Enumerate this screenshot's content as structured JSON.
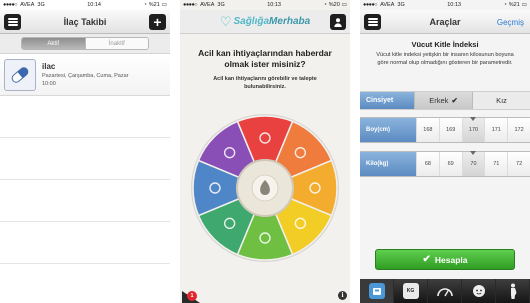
{
  "status_bar": {
    "carrier": "AVEA",
    "network": "3G",
    "battery": "%21",
    "battery_s2": "%20",
    "times": [
      "10:14",
      "10:13",
      "10:13"
    ]
  },
  "screen1": {
    "title": "İlaç Takibi",
    "segments": [
      "Aktif",
      "İnaktif"
    ],
    "drug": {
      "name": "ilac",
      "days": "Pazartesi, Çarşamba, Cuma, Pazar",
      "time": "10:00"
    }
  },
  "screen2": {
    "brand_part1": "Sağlığa",
    "brand_part2": "Merhaba",
    "question": "Acil kan ihtiyaçlarından haberdar olmak ister misiniz?",
    "subtext": "Acil kan ihtiyaçlarını görebilir ve talepte bulunabilirsiniz.",
    "badge_count": "1",
    "info_glyph": "i",
    "wheel_colors": [
      "#e84140",
      "#ef7b3c",
      "#f3ac2e",
      "#f2cd25",
      "#6fbf42",
      "#3fa86e",
      "#4f86c8",
      "#8a4fb7"
    ]
  },
  "screen3": {
    "title": "Araçlar",
    "back_label": "Geçmiş",
    "bmi_title": "Vücut Kitle İndeksi",
    "bmi_description": "Vücut kitle indeksi yetişkin bir insanın kilosunun boyuna göre normal olup olmadığını gösteren bir parametredir.",
    "gender_label": "Cinsiyet",
    "gender_options": [
      "Erkek",
      "Kız"
    ],
    "height_label": "Boy(cm)",
    "height_values": [
      "168",
      "169",
      "170",
      "171",
      "172"
    ],
    "weight_label": "Kilo(kg)",
    "weight_values": [
      "68",
      "69",
      "70",
      "71",
      "72"
    ],
    "calculate_label": "Hesapla",
    "kg_glyph": "KG",
    "accent": "#4a98d8"
  }
}
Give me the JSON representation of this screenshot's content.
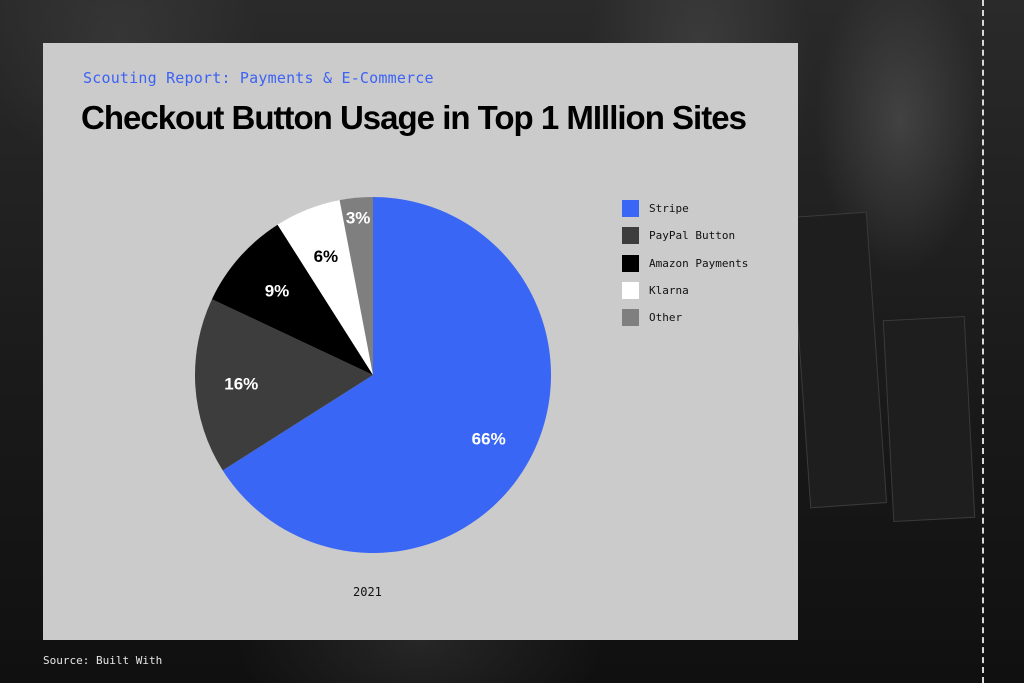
{
  "header": {
    "subtitle": "Scouting Report: Payments & E-Commerce",
    "title": "Checkout Button Usage in Top 1 MIllion Sites"
  },
  "footer": {
    "source": "Source: Built With"
  },
  "chart_data": {
    "type": "pie",
    "title": "Checkout Button Usage in Top 1 MIllion Sites",
    "xlabel": "2021",
    "legend_position": "right",
    "slices": [
      {
        "label": "Stripe",
        "value": 66,
        "display": "66%",
        "color": "#3a66f5",
        "text_color": "#ffffff"
      },
      {
        "label": "PayPal Button",
        "value": 16,
        "display": "16%",
        "color": "#3d3d3d",
        "text_color": "#ffffff"
      },
      {
        "label": "Amazon Payments",
        "value": 9,
        "display": "9%",
        "color": "#000000",
        "text_color": "#ffffff"
      },
      {
        "label": "Klarna",
        "value": 6,
        "display": "6%",
        "color": "#ffffff",
        "text_color": "#000000"
      },
      {
        "label": "Other",
        "value": 3,
        "display": "3%",
        "color": "#7f7f7f",
        "text_color": "#ffffff"
      }
    ]
  }
}
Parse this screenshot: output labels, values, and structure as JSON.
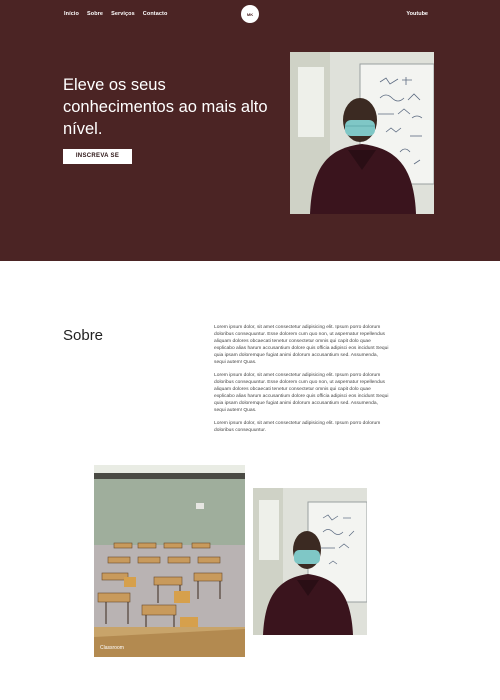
{
  "nav": {
    "items": [
      {
        "label": "Início"
      },
      {
        "label": "Sobre"
      },
      {
        "label": "Serviços"
      },
      {
        "label": "Contacto"
      }
    ],
    "logo_text": "MK",
    "youtube_label": "Youtube"
  },
  "hero": {
    "title": "Eleve os seus conhecimentos ao mais alto nível.",
    "cta_label": "INSCREVA SE"
  },
  "about": {
    "title": "Sobre",
    "paragraphs": [
      "Lorem ipsum dolor, sit amet consectetur adipisicing elit. Ipsum porro dolorum doloribus consequuntur. Esse dolorem cum quo non, ut aspernatur repellendus aliquam dolores obcaecati tenetur consectetur omnis qui capit dolo quae explicabo alias harum accusantium dolore quis officia adipisci eos incidunt Sequi quia ipsam doloremque fugiat animi dolorum accusantium sed. Assumenda, sequi autem! Quas.",
      "Lorem ipsum dolor, sit amet consectetur adipisicing elit. Ipsum porro dolorum doloribus consequuntur. Esse dolorem cum quo non, ut aspernatur repellendus aliquam dolores obcaecati tenetur consectetur omnis qui capit dolo quae explicabo alias harum accusantium dolore quis officia adipisci eos incidunt Sequi quia ipsam doloremque fugiat animi dolorum accusantium sed. Assumenda, sequi autem! Quas.",
      "Lorem ipsum dolor, sit amet consectetur adipisicing elit. Ipsum porro dolorum doloribus consequuntur."
    ]
  },
  "gallery": {
    "caption": "Classroom"
  },
  "colors": {
    "hero_bg": "#4b2424",
    "accent_text": "#ffffff"
  }
}
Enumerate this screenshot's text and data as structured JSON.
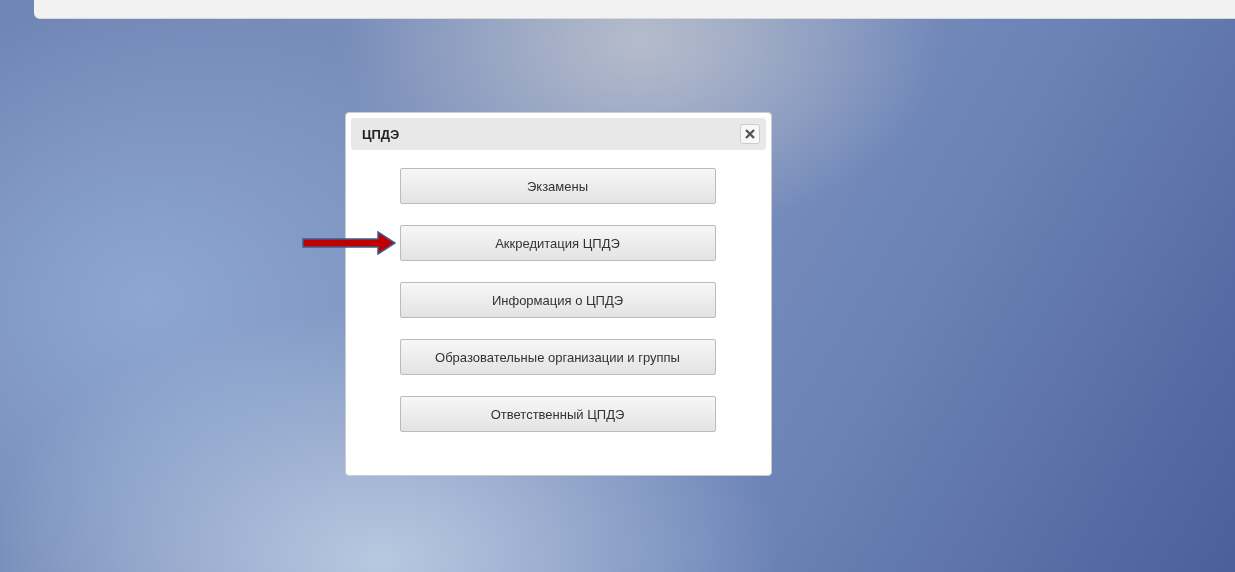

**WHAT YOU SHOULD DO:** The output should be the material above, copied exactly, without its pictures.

**REPLY:**
Enumerate this screenshot's content as structured JSON.
{
  "status_bar": {
    "carrier": "AVEA",
    "network": "3G",
    "battery": "%21",
    "battery_s2": "%20",
    "times": [
      "10:14",
      "10:13",
      "10:13"
    ]
  },
  "screen1": {
    "title": "İlaç Takibi",
    "segments": [
      "Aktif",
      "İnaktif"
    ],
    "drug": {
      "name": "ilac",
      "days": "Pazartesi, Çarşamba, Cuma, Pazar",
      "time": "10:00"
    }
  },
  "screen2": {
    "brand_part1": "Sağlığa",
    "brand_part2": "Merhaba",
    "question": "Acil kan ihtiyaçlarından haberdar olmak ister misiniz?",
    "subtext": "Acil kan ihtiyaçlarını görebilir ve talepte bulunabilirsiniz.",
    "badge_count": "1",
    "info_glyph": "i",
    "wheel_colors": [
      "#e84140",
      "#ef7b3c",
      "#f3ac2e",
      "#f2cd25",
      "#6fbf42",
      "#3fa86e",
      "#4f86c8",
      "#8a4fb7"
    ]
  },
  "screen3": {
    "title": "Araçlar",
    "back_label": "Geçmiş",
    "bmi_title": "Vücut Kitle İndeksi",
    "bmi_description": "Vücut kitle indeksi yetişkin bir insanın kilosunun boyuna göre normal olup olmadığını gösteren bir parametredir.",
    "gender_label": "Cinsiyet",
    "gender_options": [
      "Erkek",
      "Kız"
    ],
    "height_label": "Boy(cm)",
    "height_values": [
      "168",
      "169",
      "170",
      "171",
      "172"
    ],
    "weight_label": "Kilo(kg)",
    "weight_values": [
      "68",
      "69",
      "70",
      "71",
      "72"
    ],
    "calculate_label": "Hesapla",
    "kg_glyph": "KG",
    "accent": "#4a98d8"
  }
}
Give me the JSON representation of this screenshot's content.
{
  "header": {
    "subtitle": "Scouting Report: Payments & E-Commerce",
    "title": "Checkout Button Usage in Top 1 MIllion Sites"
  },
  "footer": {
    "source": "Source: Built With"
  },
  "chart_data": {
    "type": "pie",
    "title": "Checkout Button Usage in Top 1 MIllion Sites",
    "xlabel": "2021",
    "legend_position": "right",
    "slices": [
      {
        "label": "Stripe",
        "value": 66,
        "display": "66%",
        "color": "#3a66f5",
        "text_color": "#ffffff"
      },
      {
        "label": "PayPal Button",
        "value": 16,
        "display": "16%",
        "color": "#3d3d3d",
        "text_color": "#ffffff"
      },
      {
        "label": "Amazon Payments",
        "value": 9,
        "display": "9%",
        "color": "#000000",
        "text_color": "#ffffff"
      },
      {
        "label": "Klarna",
        "value": 6,
        "display": "6%",
        "color": "#ffffff",
        "text_color": "#000000"
      },
      {
        "label": "Other",
        "value": 3,
        "display": "3%",
        "color": "#7f7f7f",
        "text_color": "#ffffff"
      }
    ]
  }
}
Parse this screenshot: output labels, values, and structure as JSON.
{
  "nav": {
    "items": [
      {
        "label": "Início"
      },
      {
        "label": "Sobre"
      },
      {
        "label": "Serviços"
      },
      {
        "label": "Contacto"
      }
    ],
    "logo_text": "MK",
    "youtube_label": "Youtube"
  },
  "hero": {
    "title": "Eleve os seus conhecimentos ao mais alto nível.",
    "cta_label": "INSCREVA SE"
  },
  "about": {
    "title": "Sobre",
    "paragraphs": [
      "Lorem ipsum dolor, sit amet consectetur adipisicing elit. Ipsum porro dolorum doloribus consequuntur. Esse dolorem cum quo non, ut aspernatur repellendus aliquam dolores obcaecati tenetur consectetur omnis qui capit dolo quae explicabo alias harum accusantium dolore quis officia adipisci eos incidunt Sequi quia ipsam doloremque fugiat animi dolorum accusantium sed. Assumenda, sequi autem! Quas.",
      "Lorem ipsum dolor, sit amet consectetur adipisicing elit. Ipsum porro dolorum doloribus consequuntur. Esse dolorem cum quo non, ut aspernatur repellendus aliquam dolores obcaecati tenetur consectetur omnis qui capit dolo quae explicabo alias harum accusantium dolore quis officia adipisci eos incidunt Sequi quia ipsam doloremque fugiat animi dolorum accusantium sed. Assumenda, sequi autem! Quas.",
      "Lorem ipsum dolor, sit amet consectetur adipisicing elit. Ipsum porro dolorum doloribus consequuntur."
    ]
  },
  "gallery": {
    "caption": "Classroom"
  },
  "colors": {
    "hero_bg": "#4b2424",
    "accent_text": "#ffffff"
  }
}
Enumerate this screenshot's text and data as structured JSON.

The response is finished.